"When I left Eddie at the airport in February, I really wasn't sure if I would ever see him on this earth again," Eckman said. "That is a huge, gut-wrenching possibility for a loving family. ... Unfortunately, Eddie didn't get to pitch during the Seattle series. However, this was never the real reason we went there in the first place. Time together was the reason."
Bonine made one more appearance against the Angels before he was optioned to Triple-A Toledo. Still, when he pitches, his thoughts of his mom aren't far. He has a pink ribbon embroidered onto the back of his glove, courtesy of Nike.
He's back with the Mud Hens, fighting for another call to the big leagues. But as tough as that can be, it's all relative for him.
"You pull a lot of strength from it," Bonine said. "It puts life in perspective. This is definitely serious business, and we're out there trying to win ballgames and be professional on the field, but there are bigger things in life. If you feel like you have a bad day in the field, obviously, it doesn't compare at all."

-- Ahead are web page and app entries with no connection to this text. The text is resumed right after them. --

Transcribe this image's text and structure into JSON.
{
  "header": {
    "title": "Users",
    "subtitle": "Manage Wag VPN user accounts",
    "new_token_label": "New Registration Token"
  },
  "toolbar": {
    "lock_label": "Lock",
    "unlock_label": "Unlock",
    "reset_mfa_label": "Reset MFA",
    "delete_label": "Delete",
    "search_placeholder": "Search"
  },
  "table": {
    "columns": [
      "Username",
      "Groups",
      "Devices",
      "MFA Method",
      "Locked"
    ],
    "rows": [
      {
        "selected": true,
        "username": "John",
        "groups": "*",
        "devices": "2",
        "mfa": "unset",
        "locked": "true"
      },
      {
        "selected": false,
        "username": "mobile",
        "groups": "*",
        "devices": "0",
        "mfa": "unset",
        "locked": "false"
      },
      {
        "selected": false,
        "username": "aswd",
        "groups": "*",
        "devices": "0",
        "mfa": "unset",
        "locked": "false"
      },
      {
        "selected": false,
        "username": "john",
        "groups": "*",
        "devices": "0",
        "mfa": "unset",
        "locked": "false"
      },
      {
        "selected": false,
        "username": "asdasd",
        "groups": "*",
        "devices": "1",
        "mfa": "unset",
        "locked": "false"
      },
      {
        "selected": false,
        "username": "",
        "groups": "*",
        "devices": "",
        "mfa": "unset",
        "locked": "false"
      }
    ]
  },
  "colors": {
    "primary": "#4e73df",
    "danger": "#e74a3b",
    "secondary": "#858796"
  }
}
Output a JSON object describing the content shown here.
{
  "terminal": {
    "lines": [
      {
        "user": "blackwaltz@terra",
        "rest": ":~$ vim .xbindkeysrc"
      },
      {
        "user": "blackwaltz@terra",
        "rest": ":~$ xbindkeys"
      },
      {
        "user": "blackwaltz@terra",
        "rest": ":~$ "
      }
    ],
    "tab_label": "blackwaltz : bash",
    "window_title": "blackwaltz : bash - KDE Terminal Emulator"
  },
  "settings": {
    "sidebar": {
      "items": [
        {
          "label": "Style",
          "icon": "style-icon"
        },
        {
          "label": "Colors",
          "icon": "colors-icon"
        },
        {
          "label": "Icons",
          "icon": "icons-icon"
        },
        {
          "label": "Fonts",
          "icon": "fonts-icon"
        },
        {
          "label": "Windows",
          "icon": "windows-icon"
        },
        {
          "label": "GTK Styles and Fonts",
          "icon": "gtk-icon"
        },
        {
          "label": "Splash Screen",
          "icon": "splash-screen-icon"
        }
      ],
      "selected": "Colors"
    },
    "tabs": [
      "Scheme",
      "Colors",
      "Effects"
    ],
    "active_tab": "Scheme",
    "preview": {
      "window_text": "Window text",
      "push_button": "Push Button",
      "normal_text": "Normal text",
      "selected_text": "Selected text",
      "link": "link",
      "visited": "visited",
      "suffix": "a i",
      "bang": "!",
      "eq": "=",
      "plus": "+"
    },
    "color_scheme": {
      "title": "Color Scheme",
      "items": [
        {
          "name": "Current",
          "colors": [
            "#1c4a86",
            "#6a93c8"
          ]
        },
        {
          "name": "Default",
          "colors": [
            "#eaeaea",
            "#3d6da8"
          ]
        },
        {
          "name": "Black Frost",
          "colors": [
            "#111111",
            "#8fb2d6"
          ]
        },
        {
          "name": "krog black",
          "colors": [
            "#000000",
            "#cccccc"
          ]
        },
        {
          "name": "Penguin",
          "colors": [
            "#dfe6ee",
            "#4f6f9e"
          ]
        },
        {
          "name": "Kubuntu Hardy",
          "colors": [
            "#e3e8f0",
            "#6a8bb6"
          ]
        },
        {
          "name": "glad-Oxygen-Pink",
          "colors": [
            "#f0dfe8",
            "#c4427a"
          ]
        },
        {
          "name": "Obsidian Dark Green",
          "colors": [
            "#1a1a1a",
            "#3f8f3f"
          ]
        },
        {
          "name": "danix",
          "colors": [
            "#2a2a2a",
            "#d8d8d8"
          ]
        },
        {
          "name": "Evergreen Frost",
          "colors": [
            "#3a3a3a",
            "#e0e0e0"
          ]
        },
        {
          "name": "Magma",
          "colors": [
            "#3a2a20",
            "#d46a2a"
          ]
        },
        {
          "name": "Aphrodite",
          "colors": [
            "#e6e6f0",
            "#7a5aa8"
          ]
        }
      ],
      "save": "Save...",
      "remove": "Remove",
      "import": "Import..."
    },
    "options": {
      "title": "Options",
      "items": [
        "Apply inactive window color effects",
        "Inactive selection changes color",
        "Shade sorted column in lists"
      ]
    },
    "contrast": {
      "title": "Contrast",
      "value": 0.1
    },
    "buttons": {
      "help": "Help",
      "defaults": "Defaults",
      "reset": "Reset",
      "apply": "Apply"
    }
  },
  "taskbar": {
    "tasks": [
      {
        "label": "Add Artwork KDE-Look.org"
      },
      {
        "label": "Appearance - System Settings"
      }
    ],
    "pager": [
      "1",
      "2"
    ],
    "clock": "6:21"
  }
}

Eckman is going through chemotherapy and radiation treatments, Bonine said, but the pain is being managed well. Traveling out east to see her son pitch still would be tough, but the chance for a return to the Majors gives hope.
"I have been one of the luckiest people on earth," Eckman said, "especially over the past three years. I have been physically, emotionally and spiritually supported by my husband of nearly 20 years, my kids and their spouses/significant others, my siblings and their extended families, my father, my wonderful friends of over 18 years and so many others that continue to help me battle this disease. With their love and support, I will continue to fight for one more phone call, one more baseball game, one more family outing."
Understandably, Bonine is far from any high-profile position to be a spokesperson, but he and his family try to get the message out to friends, teammates and their families. Early diagnosis is critical, and sometimes a mammogram is just the start. Fortunately, Bonine said, MRI exams and ultrasounds have become important parts of the process.
That's his message.
"Don't take anything lightly," Bonine said. "She had to really push to get to the point where she could get an ultrasound or an MRI, just being adamant about it."
Jason Beck is a reporter for MLB.com. This story was not subject to the approval of Major League Baseball or its clubs.